— What is being asked —
From the first entry to the last, restate everything word for word and exclude pictures.

— Records for this task —
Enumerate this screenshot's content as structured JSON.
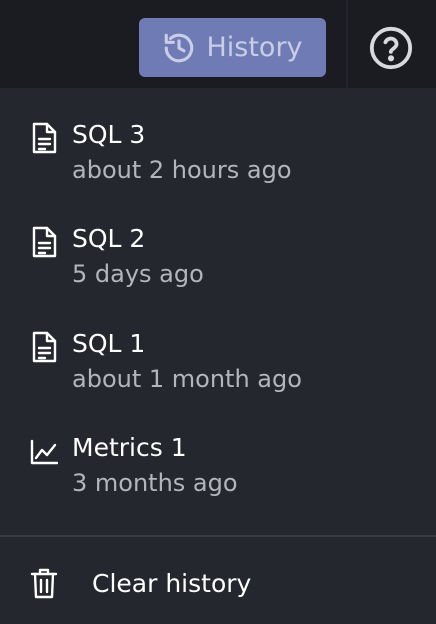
{
  "header": {
    "history_button": {
      "label": "History",
      "icon": "history-icon"
    },
    "help_button": {
      "icon": "help-circle-icon"
    }
  },
  "history_menu": {
    "items": [
      {
        "title": "SQL 3",
        "subtitle": "about 2 hours ago",
        "icon": "document-icon"
      },
      {
        "title": "SQL 2",
        "subtitle": "5 days ago",
        "icon": "document-icon"
      },
      {
        "title": "SQL 1",
        "subtitle": "about 1 month ago",
        "icon": "document-icon"
      },
      {
        "title": "Metrics 1",
        "subtitle": "3 months ago",
        "icon": "line-chart-icon"
      }
    ],
    "clear_label": "Clear history",
    "clear_icon": "trash-icon"
  },
  "colors": {
    "topbar_bg": "#1a1c22",
    "menu_bg": "#25272f",
    "history_button_bg": "#6f7bb4",
    "history_button_text": "#c9cde6",
    "title_text": "#ffffff",
    "subtitle_text": "#b3b5be"
  }
}
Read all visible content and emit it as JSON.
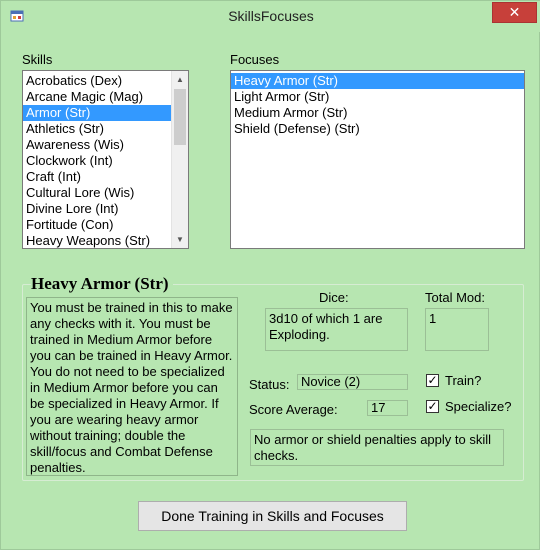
{
  "window": {
    "title": "SkillsFocuses",
    "close_label": "✕"
  },
  "skills": {
    "label": "Skills",
    "items": [
      "Acrobatics (Dex)",
      "Arcane Magic (Mag)",
      "Armor (Str)",
      "Athletics (Str)",
      "Awareness (Wis)",
      "Clockwork (Int)",
      "Craft (Int)",
      "Cultural Lore (Wis)",
      "Divine Lore (Int)",
      "Fortitude (Con)",
      "Heavy Weapons (Str)"
    ],
    "selected_index": 2
  },
  "focuses": {
    "label": "Focuses",
    "items": [
      "Heavy Armor (Str)",
      "Light Armor (Str)",
      "Medium Armor (Str)",
      "Shield (Defense) (Str)"
    ],
    "selected_index": 0
  },
  "detail": {
    "title": "Heavy Armor (Str)",
    "description": "You must be trained in this to make any checks with it. You must be trained in Medium Armor before you can be trained in Heavy Armor. You do not need to be specialized in Medium Armor before you can be specialized in Heavy Armor. If you are wearing heavy armor without training; double the skill/focus and Combat Defense penalties.",
    "dice_label": "Dice:",
    "dice_value": "3d10 of which 1 are Exploding.",
    "total_mod_label": "Total Mod:",
    "total_mod_value": "1",
    "status_label": "Status:",
    "status_value": "Novice (2)",
    "score_avg_label": "Score Average:",
    "score_avg_value": "17",
    "train_label": "Train?",
    "train_checked": true,
    "specialize_label": "Specialize?",
    "specialize_checked": true,
    "note": "No armor or shield penalties apply to skill checks."
  },
  "done_button": "Done Training in Skills and Focuses",
  "icons": {
    "window": "app-window-icon",
    "check": "checkmark-icon"
  }
}
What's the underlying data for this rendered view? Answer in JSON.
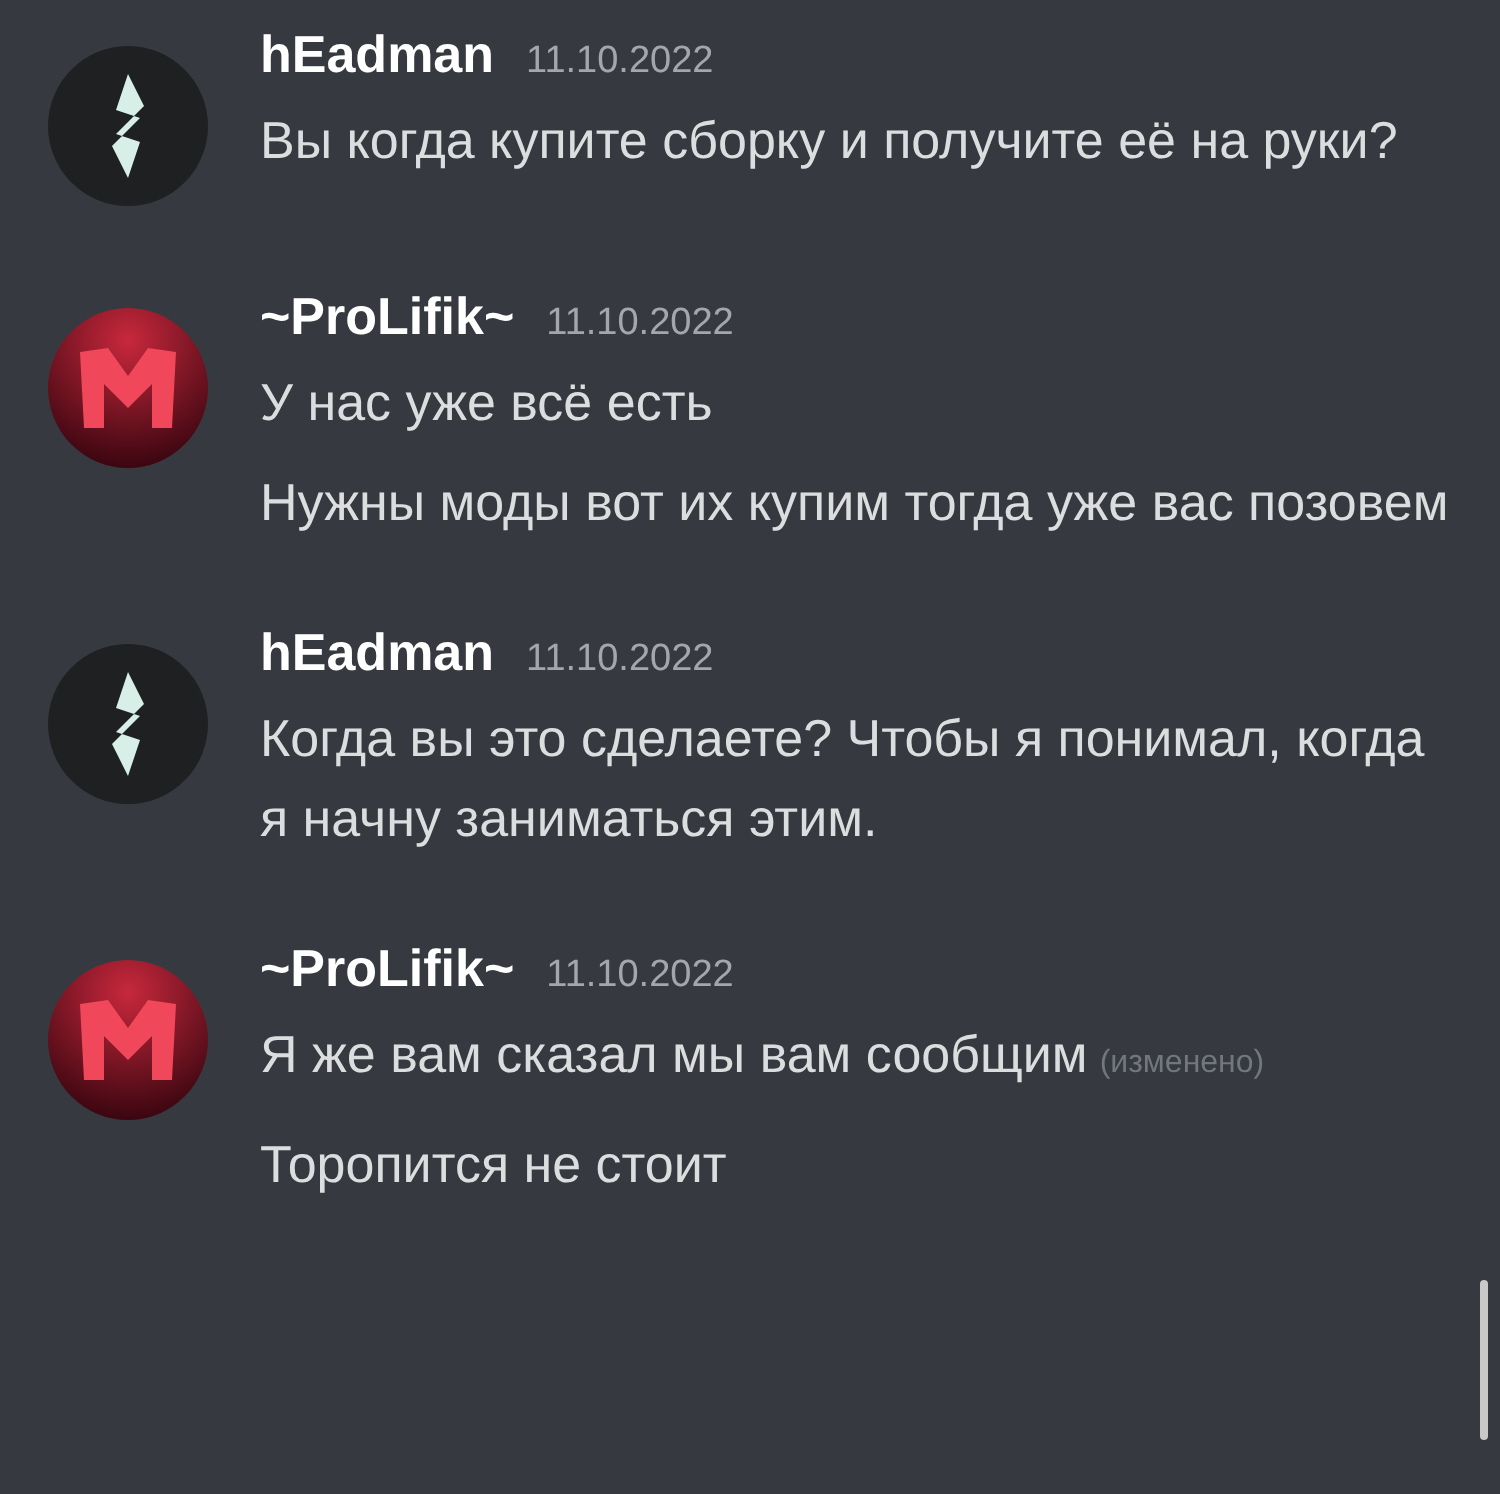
{
  "messages": [
    {
      "author": "hEadman",
      "timestamp": "11.10.2022",
      "avatar": {
        "kind": "bolt"
      },
      "lines": [
        {
          "text": "Вы когда купите сборку и получите её на руки?"
        }
      ]
    },
    {
      "author": "~ProLifik~",
      "timestamp": "11.10.2022",
      "avatar": {
        "kind": "letter-m"
      },
      "lines": [
        {
          "text": "У нас уже всё есть"
        },
        {
          "text": "Нужны моды вот их купим тогда уже вас позовем"
        }
      ]
    },
    {
      "author": "hEadman",
      "timestamp": "11.10.2022",
      "avatar": {
        "kind": "bolt"
      },
      "lines": [
        {
          "text": "Когда вы это сделаете? Чтобы я понимал, когда я начну заниматься этим."
        }
      ]
    },
    {
      "author": "~ProLifik~",
      "timestamp": "11.10.2022",
      "avatar": {
        "kind": "letter-m"
      },
      "lines": [
        {
          "text": "Я же вам сказал мы вам сообщим",
          "edited_tag": "(изменено)"
        },
        {
          "text": "Торопится не стоит"
        }
      ]
    }
  ]
}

— Answer to this task —
Enumerate this screenshot's content as structured JSON.
{
  "header": {
    "history_button": {
      "label": "History",
      "icon": "history-icon"
    },
    "help_button": {
      "icon": "help-circle-icon"
    }
  },
  "history_menu": {
    "items": [
      {
        "title": "SQL 3",
        "subtitle": "about 2 hours ago",
        "icon": "document-icon"
      },
      {
        "title": "SQL 2",
        "subtitle": "5 days ago",
        "icon": "document-icon"
      },
      {
        "title": "SQL 1",
        "subtitle": "about 1 month ago",
        "icon": "document-icon"
      },
      {
        "title": "Metrics 1",
        "subtitle": "3 months ago",
        "icon": "line-chart-icon"
      }
    ],
    "clear_label": "Clear history",
    "clear_icon": "trash-icon"
  },
  "colors": {
    "topbar_bg": "#1a1c22",
    "menu_bg": "#25272f",
    "history_button_bg": "#6f7bb4",
    "history_button_text": "#c9cde6",
    "title_text": "#ffffff",
    "subtitle_text": "#b3b5be"
  }
}
Read all visible content and emit it as JSON.
{
  "window": {
    "title": "SkillsFocuses",
    "close_label": "✕"
  },
  "skills": {
    "label": "Skills",
    "items": [
      "Acrobatics (Dex)",
      "Arcane Magic (Mag)",
      "Armor (Str)",
      "Athletics (Str)",
      "Awareness (Wis)",
      "Clockwork (Int)",
      "Craft (Int)",
      "Cultural Lore (Wis)",
      "Divine Lore (Int)",
      "Fortitude (Con)",
      "Heavy Weapons (Str)"
    ],
    "selected_index": 2
  },
  "focuses": {
    "label": "Focuses",
    "items": [
      "Heavy Armor (Str)",
      "Light Armor (Str)",
      "Medium Armor (Str)",
      "Shield (Defense) (Str)"
    ],
    "selected_index": 0
  },
  "detail": {
    "title": "Heavy Armor (Str)",
    "description": "You must be trained in this to make any checks with it. You must be trained in Medium Armor before you can be trained in Heavy Armor. You do not need to be specialized in Medium Armor before you can be specialized in Heavy Armor. If you are wearing heavy armor without training; double the skill/focus and Combat Defense penalties.",
    "dice_label": "Dice:",
    "dice_value": "3d10 of which 1 are Exploding.",
    "total_mod_label": "Total Mod:",
    "total_mod_value": "1",
    "status_label": "Status:",
    "status_value": "Novice (2)",
    "score_avg_label": "Score Average:",
    "score_avg_value": "17",
    "train_label": "Train?",
    "train_checked": true,
    "specialize_label": "Specialize?",
    "specialize_checked": true,
    "note": "No armor or shield penalties apply to skill checks."
  },
  "done_button": "Done Training in Skills and Focuses",
  "icons": {
    "window": "app-window-icon",
    "check": "checkmark-icon"
  }
}
What's the underlying data for this rendered view? Answer in JSON.
{
  "messages": [
    {
      "author": "hEadman",
      "timestamp": "11.10.2022",
      "avatar": {
        "kind": "bolt"
      },
      "lines": [
        {
          "text": "Вы когда купите сборку и получите её на руки?"
        }
      ]
    },
    {
      "author": "~ProLifik~",
      "timestamp": "11.10.2022",
      "avatar": {
        "kind": "letter-m"
      },
      "lines": [
        {
          "text": "У нас уже всё есть"
        },
        {
          "text": "Нужны моды вот их купим тогда уже вас позовем"
        }
      ]
    },
    {
      "author": "hEadman",
      "timestamp": "11.10.2022",
      "avatar": {
        "kind": "bolt"
      },
      "lines": [
        {
          "text": "Когда вы это сделаете? Чтобы я понимал, когда я начну заниматься этим."
        }
      ]
    },
    {
      "author": "~ProLifik~",
      "timestamp": "11.10.2022",
      "avatar": {
        "kind": "letter-m"
      },
      "lines": [
        {
          "text": "Я же вам сказал мы вам сообщим",
          "edited_tag": "(изменено)"
        },
        {
          "text": "Торопится не стоит"
        }
      ]
    }
  ]
}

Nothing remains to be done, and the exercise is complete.